The Orioles don’t know whether their spring training complex in Sarasota will be open and stay that way for spring training 2021. The world could throw them another curve, if it ever straightens out.
Playing on the assumption that the team will reconvene at the Ed Smith Stadium complex, manager Brandon Hyde can resume a task that’s likely to have been started in the offseason.
How to make an excess of outfielders fit on an active roster.
He won’t work alone, of course. Executive vice president/general manager Mike Elias is providing Hyde with the options. Whether he’s keeping players or trying to move them in exchange for pieces to the rebuild puzzle.
For the sake of this exercise, let’s consider the best/worst case scenario, which is having too many outfielders. A good problem, but a problem nonetheless.
The Orioles again used Ryan Mountcastle in left, Cedric Mullins in center and DJ “Babe” Stewart in right for both ends of the doubleheader. Austin Hays is trying to get at-bats in simulated games between raindrops at the alternate camp site. He’s expected to return next week. Anthony Santander will be healed before the first frost. Trey Mancini will complete his chemotherapy treatments on Sept. 21 and already has mapped out a workout plan in order to be full-go in Sarasota.
Losing the minor league season likely has denied Yusniel Diaz a chance at his major league debut this year, but the reports on his at-bats at the secondary site are glowing. They could replace the light towers at Prince George’s Stadium.
A reasonable plan would be to start Diaz at Triple-A Norfolk and recall him later in the summer. Exactly what Elias wanted to do this year. But where to put him?
Ryan McKenna was a late addition to the secondary camp and got a taste of major league life, or at least the 2020 version of it, on the taxi squad. He tends to get overlooked, but the Orioles didn’t want to risk losing him in the 2019 Rule 5 draft and protected him along with Mountcastle and pitchers Keegan Akin and Dean Kremer.
But where to put him?
If Mountcastle shows up at first base, it’s going to be on a limited basis. He’s a left fielder now and handling the position as if he’s been playing it for years. And forget about third base.
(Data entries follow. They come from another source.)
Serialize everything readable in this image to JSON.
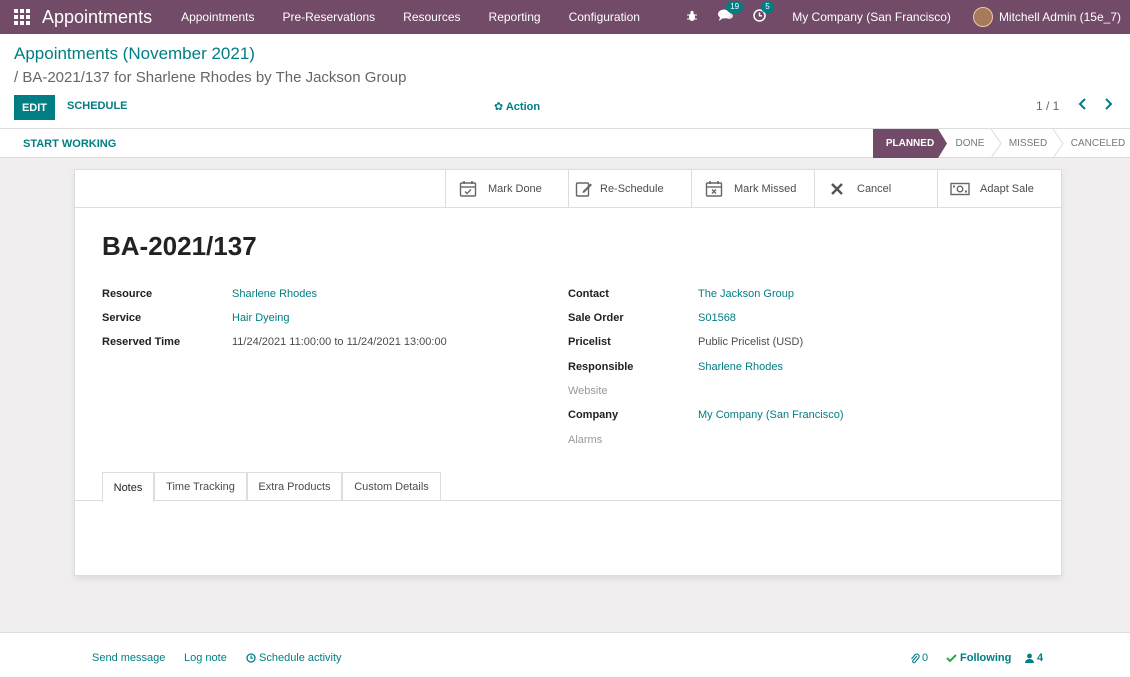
{
  "navbar": {
    "brand": "Appointments",
    "menu": [
      "Appointments",
      "Pre-Reservations",
      "Resources",
      "Reporting",
      "Configuration"
    ],
    "messages_count": "19",
    "activities_count": "5",
    "company": "My Company (San Francisco)",
    "user": "Mitchell Admin (15e_7)"
  },
  "control": {
    "breadcrumb_root": "Appointments (November 2021)",
    "breadcrumb_active": "/ BA-2021/137 for Sharlene Rhodes by The Jackson Group",
    "edit_label": "EDIT",
    "schedule_label": "SCHEDULE",
    "action_label": "✿ Action",
    "pager": "1 / 1"
  },
  "statusbar": {
    "start_working": "START WORKING",
    "stages": [
      "PLANNED",
      "DONE",
      "MISSED",
      "CANCELED"
    ],
    "active_stage": "PLANNED"
  },
  "buttons": [
    "Mark Done",
    "Re-Schedule",
    "Mark Missed",
    "Cancel",
    "Adapt Sale"
  ],
  "record": {
    "name": "BA-2021/137",
    "left_fields": [
      {
        "label": "Resource",
        "value": "Sharlene Rhodes"
      },
      {
        "label": "Service",
        "value": "Hair Dyeing"
      },
      {
        "label": "Reserved Time",
        "value": "11/24/2021 11:00:00 to 11/24/2021 13:00:00"
      }
    ],
    "right_fields": [
      {
        "label": "Contact",
        "value": "The Jackson Group"
      },
      {
        "label": "Sale Order",
        "value": "S01568"
      },
      {
        "label": "Pricelist",
        "value": "Public Pricelist (USD)"
      },
      {
        "label": "Responsible",
        "value": "Sharlene Rhodes"
      },
      {
        "label": "Website",
        "value": ""
      },
      {
        "label": "Company",
        "value": "My Company (San Francisco)"
      },
      {
        "label": "Alarms",
        "value": ""
      }
    ]
  },
  "tabs": [
    "Notes",
    "Time Tracking",
    "Extra Products",
    "Custom Details"
  ],
  "chatter": {
    "send_message": "Send message",
    "log_note": "Log note",
    "schedule_activity": "Schedule activity",
    "attachments": "0",
    "following": "Following",
    "followers": "4"
  }
}
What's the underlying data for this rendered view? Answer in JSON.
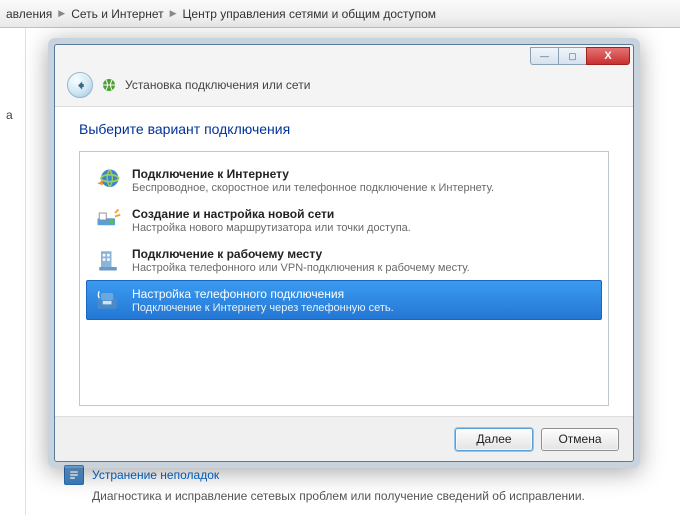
{
  "breadcrumb": {
    "item1": "авления",
    "item2": "Сеть и Интернет",
    "item3": "Центр управления сетями и общим доступом"
  },
  "bg": {
    "side_letter": "а",
    "troubleshoot_link": "Устранение неполадок",
    "troubleshoot_desc": "Диагностика и исправление сетевых проблем или получение сведений об исправлении."
  },
  "dialog": {
    "header_text": "Установка подключения или сети",
    "heading": "Выберите вариант подключения",
    "options": [
      {
        "title": "Подключение к Интернету",
        "desc": "Беспроводное, скоростное или телефонное подключение к Интернету."
      },
      {
        "title": "Создание и настройка новой сети",
        "desc": "Настройка нового маршрутизатора или точки доступа."
      },
      {
        "title": "Подключение к рабочему месту",
        "desc": "Настройка телефонного или VPN-подключения к рабочему месту."
      },
      {
        "title": "Настройка телефонного подключения",
        "desc": "Подключение к Интернету через телефонную сеть."
      }
    ],
    "next": "Далее",
    "cancel": "Отмена"
  }
}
It isn’t part of the discussion.
Mancini is a natural first baseman who should be praised for adapting to the outfield corners. It took a lot of hard work, including daily sessions with former executive Brady Anderson and first base coach/outfield instructor Wayne Kirby on the back fields at the spring complex. But he can be penciled in at first base only if Chris Davis is on the bench or out of the organization.
The designated hitter spot allows Hyde to fit an extra outfielder in the lineup, but only if Renato Núñez is at first base or out of the organization. The Orioles appreciate his power in all of its streaky glory, but he’s limited in the field and a potential trade chip over the winter unless Elias strongly believes that he’s an important component of the rebuild.
Núñez is eligible for arbitration over the winter after having his salary set at $578,000 this year. A team in need of a power bat and sold on his ability to play the infield corners could find him available.
That’s still a lot of outfielders in camp for a limited number of spots. But unless you wax nostalgic for infielders playing the outfield, this is a predicament that fans should relish as the Orioles seek to increase their level of talent and create a surplus.
Plus, it isn’t your problem. Let Elias and Hyde deal with it.
“I look at it as a good problem to have,” Hyde said.
“I don’t think you could ever have enough talent. So many things happen.”
Mountcastle, Mullins and Stewart had multiple hits Wednesday night by the third inning. According to the Elias Sports Bureau, the Orioles hadn’t seen it done by their starting outfield since B.J. Surhoff, Anderson and Albert Belle in a 16-5 victory over the Rangers on May 16, 1999 in Arlington. They did it by the second inning.
“I’ve been so impressed with those three guys, the way all three of them have been swinging the bat,” Hyde said. “Obviously, we lost Santander, who was having a great season and a huge run producer for us. That’s a big loss, and looking forward to having him back next spring. And obviously Trey, can’t wait to see him again and look forward to being back with him. And we’re excited about the young guys, too - McKenna and Diaz and the potential they have.
“The more talent you have, the better, and looking forward to watching these guys as they mature into major league players.”